For complete details on these exemptions and to learn more about other exemptions, visit the US Department of Labor Wage and Hour Division website.
The question comes up often when we work with clients…do we pay this job an hourly rate or a salary? This one is tough to answer…and many times we have to take the client on a journey to understand an important compensation consideration.
Often the question isn’t about paying hourly versus a salary per se…it’s more about whether the employee should be paid overtime or not. In reality you can pay employees an hourly rate or annual salary, but even if you pay an annual salary, in some cases you must still pay overtime. Why is this?
It comes down to the fact that in order for an employer to be relieved of paying overtime…in other words, for the role to be EXEMPT from overtime, it must meet the conditions of tests that have been developed by the US Department of Labor. Failure to meet the conditions of these tests means the job is not exempt from overtime, and the employees in that job must be paid overtime.
Basically, there are three tests that must be met completely:
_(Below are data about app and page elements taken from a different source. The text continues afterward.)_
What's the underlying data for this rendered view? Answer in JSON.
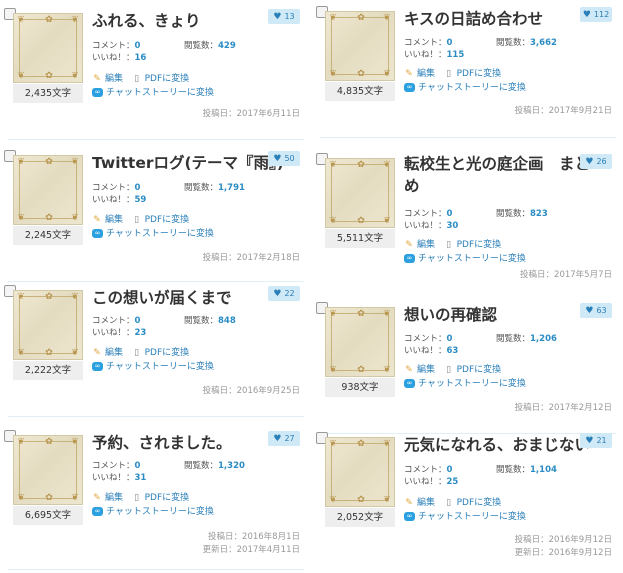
{
  "labels": {
    "comment": "コメント：",
    "views": "閲覧数：",
    "likes": "いいね！：",
    "edit": "編集",
    "pdf": "PDFに変換",
    "chat": "チャットストーリーに変換",
    "posted": "投稿日：",
    "updated": "更新日："
  },
  "stories": [
    {
      "title": "ふれる、きょり",
      "like_count": "13",
      "char_count": "2,435文字",
      "comments": "0",
      "views": "429",
      "likes": "16",
      "posted_date": "2017年6月11日"
    },
    {
      "title": "キスの日詰め合わせ",
      "like_count": "112",
      "char_count": "4,835文字",
      "comments": "0",
      "views": "3,662",
      "likes": "115",
      "posted_date": "2017年9月21日"
    },
    {
      "title": "Twitterログ(テーマ『雨』)",
      "like_count": "50",
      "char_count": "2,245文字",
      "comments": "0",
      "views": "1,791",
      "likes": "59",
      "posted_date": "2017年2月18日"
    },
    {
      "title": "転校生と光の庭企画　まとめ",
      "like_count": "26",
      "char_count": "5,511文字",
      "comments": "0",
      "views": "823",
      "likes": "30",
      "posted_date": "2017年5月7日"
    },
    {
      "title": "この想いが届くまで",
      "like_count": "22",
      "char_count": "2,222文字",
      "comments": "0",
      "views": "848",
      "likes": "23",
      "posted_date": "2016年9月25日"
    },
    {
      "title": "想いの再確認",
      "like_count": "63",
      "char_count": "938文字",
      "comments": "0",
      "views": "1,206",
      "likes": "63",
      "posted_date": "2017年2月12日"
    },
    {
      "title": "予約、されました。",
      "like_count": "27",
      "char_count": "6,695文字",
      "comments": "0",
      "views": "1,320",
      "likes": "31",
      "posted_date": "2016年8月1日",
      "updated_date": "2017年4月11日"
    },
    {
      "title": "元気になれる、おまじない",
      "like_count": "21",
      "char_count": "2,052文字",
      "comments": "0",
      "views": "1,104",
      "likes": "25",
      "posted_date": "2016年9月12日",
      "updated_date": "2016年9月12日"
    }
  ]
}
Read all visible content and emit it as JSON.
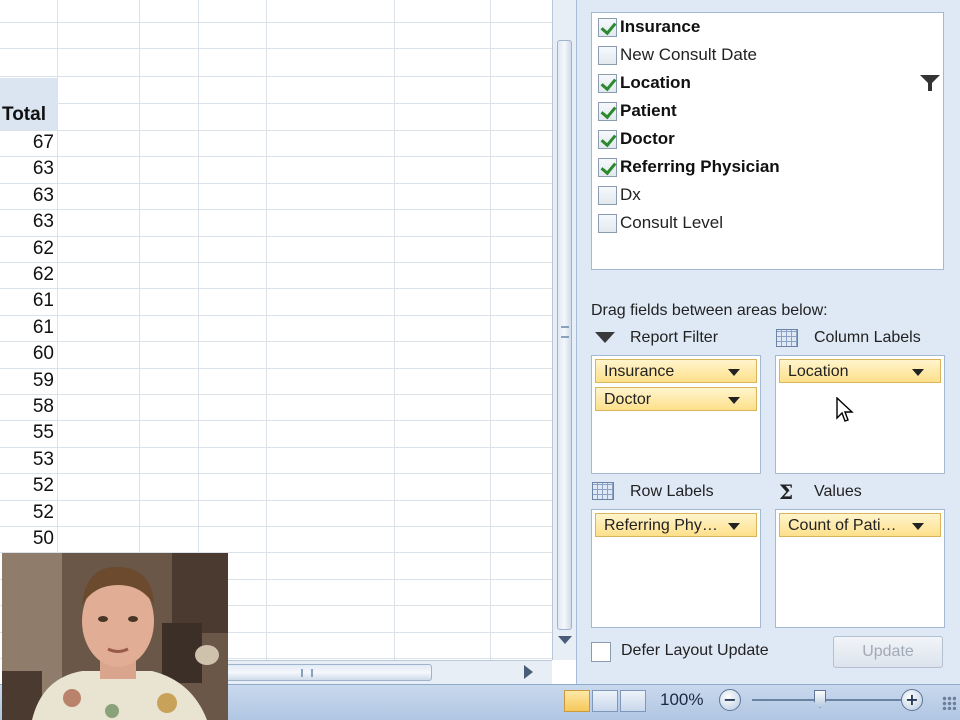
{
  "sheet": {
    "total_header": "Total",
    "totals": [
      "67",
      "63",
      "63",
      "63",
      "62",
      "62",
      "61",
      "61",
      "60",
      "59",
      "58",
      "55",
      "53",
      "52",
      "52",
      "50"
    ]
  },
  "pivot": {
    "fields": [
      {
        "label": "Insurance",
        "checked": true
      },
      {
        "label": "New Consult Date",
        "checked": false
      },
      {
        "label": "Location",
        "checked": true
      },
      {
        "label": "Patient",
        "checked": true
      },
      {
        "label": "Doctor",
        "checked": true
      },
      {
        "label": "Referring Physician",
        "checked": true
      },
      {
        "label": "Dx",
        "checked": false
      },
      {
        "label": "Consult Level",
        "checked": false
      }
    ],
    "drag_instruction": "Drag fields between areas below:",
    "areas": {
      "report_filter": {
        "title": "Report Filter",
        "items": [
          "Insurance",
          "Doctor"
        ],
        "icon": "funnel-icon"
      },
      "column_labels": {
        "title": "Column Labels",
        "items": [
          "Location"
        ],
        "icon": "grid-icon"
      },
      "row_labels": {
        "title": "Row Labels",
        "items": [
          "Referring Phy…"
        ],
        "icon": "grid-icon"
      },
      "values": {
        "title": "Values",
        "items": [
          "Count of Pati…"
        ],
        "icon": "sigma-icon"
      }
    },
    "defer_label": "Defer Layout Update",
    "update_label": "Update"
  },
  "statusbar": {
    "zoom": "100%",
    "zoom_minus": "−",
    "zoom_plus": "+"
  },
  "colors": {
    "pill_fill": "#fde08a",
    "pane_bg": "#dfe9f5",
    "checkmark": "#2b8a2b"
  }
}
- Salary Level: The minimum salary level required for exemption is currently $455 paid weekly [$23,660 annually and $11.38 per hour]. Anyone paid below this level must be paid overtime.
- Salary Basis: To meet the requirements of the salary basis test, the employee must be paid a predetermined amount for each pay period and compensation may not be reduced due to the number of hours worked in a work week or the quality of work completed. It also states that the employee must be paid their full salary if they perform ANY work for that week, but they do not need to be paid if NO work is performed during that work week.
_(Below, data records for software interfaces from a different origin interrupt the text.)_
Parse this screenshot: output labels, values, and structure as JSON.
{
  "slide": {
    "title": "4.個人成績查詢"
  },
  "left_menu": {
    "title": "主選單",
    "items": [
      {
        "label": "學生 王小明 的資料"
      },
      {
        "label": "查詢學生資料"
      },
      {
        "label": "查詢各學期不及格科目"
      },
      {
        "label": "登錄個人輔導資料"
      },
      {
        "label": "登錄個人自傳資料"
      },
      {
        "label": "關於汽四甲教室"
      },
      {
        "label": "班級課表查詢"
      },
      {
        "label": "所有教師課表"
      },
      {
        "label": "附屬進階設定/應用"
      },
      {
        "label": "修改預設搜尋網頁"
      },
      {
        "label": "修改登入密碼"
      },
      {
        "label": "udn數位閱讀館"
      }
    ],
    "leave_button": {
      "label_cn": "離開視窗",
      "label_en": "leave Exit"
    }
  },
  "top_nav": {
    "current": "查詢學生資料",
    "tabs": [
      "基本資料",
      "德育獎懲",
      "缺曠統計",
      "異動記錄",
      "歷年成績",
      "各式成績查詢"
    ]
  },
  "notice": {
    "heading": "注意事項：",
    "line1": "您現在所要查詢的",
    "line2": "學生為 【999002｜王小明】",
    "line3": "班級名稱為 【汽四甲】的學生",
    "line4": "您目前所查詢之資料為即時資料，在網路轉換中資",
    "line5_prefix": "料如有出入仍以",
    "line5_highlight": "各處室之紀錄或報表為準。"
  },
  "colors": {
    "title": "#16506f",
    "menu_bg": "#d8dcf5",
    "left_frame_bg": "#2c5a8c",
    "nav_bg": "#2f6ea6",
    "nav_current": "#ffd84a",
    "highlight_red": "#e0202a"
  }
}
- Job Duties: The third test is the job duties test. This test focuses on the primary duties performed by certain types of employees including executive, administrative, professional, computer, and outside sales employees. These different types of employees each have specific duties tests that must be met for them to meet the requirement. Note that this means that the CONTENT of the job, and not its TITLE, will determine whether it is exempt or not.
What does this mean in practice? Check back next week when we’ll share some commonly asked questions and answers about whether to classify a role as exempt from overtime or not.
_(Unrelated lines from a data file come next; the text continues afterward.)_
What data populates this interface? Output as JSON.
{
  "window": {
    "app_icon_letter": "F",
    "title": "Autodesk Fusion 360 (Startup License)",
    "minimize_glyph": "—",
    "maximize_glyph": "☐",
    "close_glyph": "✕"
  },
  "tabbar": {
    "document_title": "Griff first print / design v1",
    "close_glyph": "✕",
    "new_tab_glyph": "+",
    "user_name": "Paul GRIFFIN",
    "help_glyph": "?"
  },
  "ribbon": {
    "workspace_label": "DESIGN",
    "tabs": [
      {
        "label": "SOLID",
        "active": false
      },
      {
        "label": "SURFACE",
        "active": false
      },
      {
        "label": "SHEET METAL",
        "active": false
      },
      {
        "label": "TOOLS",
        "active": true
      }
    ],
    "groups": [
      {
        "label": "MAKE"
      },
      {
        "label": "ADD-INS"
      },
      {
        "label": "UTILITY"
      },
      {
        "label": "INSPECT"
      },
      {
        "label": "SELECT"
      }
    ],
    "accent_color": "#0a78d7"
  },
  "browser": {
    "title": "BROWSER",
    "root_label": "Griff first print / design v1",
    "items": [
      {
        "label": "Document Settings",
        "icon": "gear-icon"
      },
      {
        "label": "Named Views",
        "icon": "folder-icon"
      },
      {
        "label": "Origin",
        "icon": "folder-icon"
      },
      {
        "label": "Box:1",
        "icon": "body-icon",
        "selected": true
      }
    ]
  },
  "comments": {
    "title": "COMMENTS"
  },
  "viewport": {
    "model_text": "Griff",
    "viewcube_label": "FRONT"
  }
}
For complete details on these exemptions and to learn more about other exemptions, visit the US Department of Labor Wage and Hour Division website.
In 2015, former high school history and math teacher, Brian Schaffran, finally took the leap and left a career as a teacher, both at Cleveland School of the Arts and Saint Martin de Porres High School, to open his dream business, a DIY Community Motorcycle Garage. More than three years later, Skidmark Garage is a staple not only in Cleveland but acts as a leader in this world-wide movement of do-it-yourself garages.
With the support of Skidmark members, Brian and business partner Molly Vaughan are finally ready to dive back into education. This time however, the classroom is going to look a little different. In November, they gained non-profit status and started the launch of Skidmark CLE and their Mobile Shop Class Trailer.
The Skidmark CLE Shop Class Trailer will wake up brains as students pick up tools. Skidmark CLE plans to bring shop class back to junior high and high school students and teach them how to disassemble and then rebuild a motorcycle within our mobile classroom. The trailer pulls up to students’ homeschools and introduces basic hand-tool skills through motorcycle building and engine maintenance. Students will learn leadership and stick-to-itiveness though hands-on problem solving in a non-traditional setting that exists as a partner to traditional classroom learning.
Organizational Architecture is proud to help Skidmark CLE bring these skills to students in Northeast Ohio and beyond and will be involved with helping Brian and Molly bring this program to students in 2019.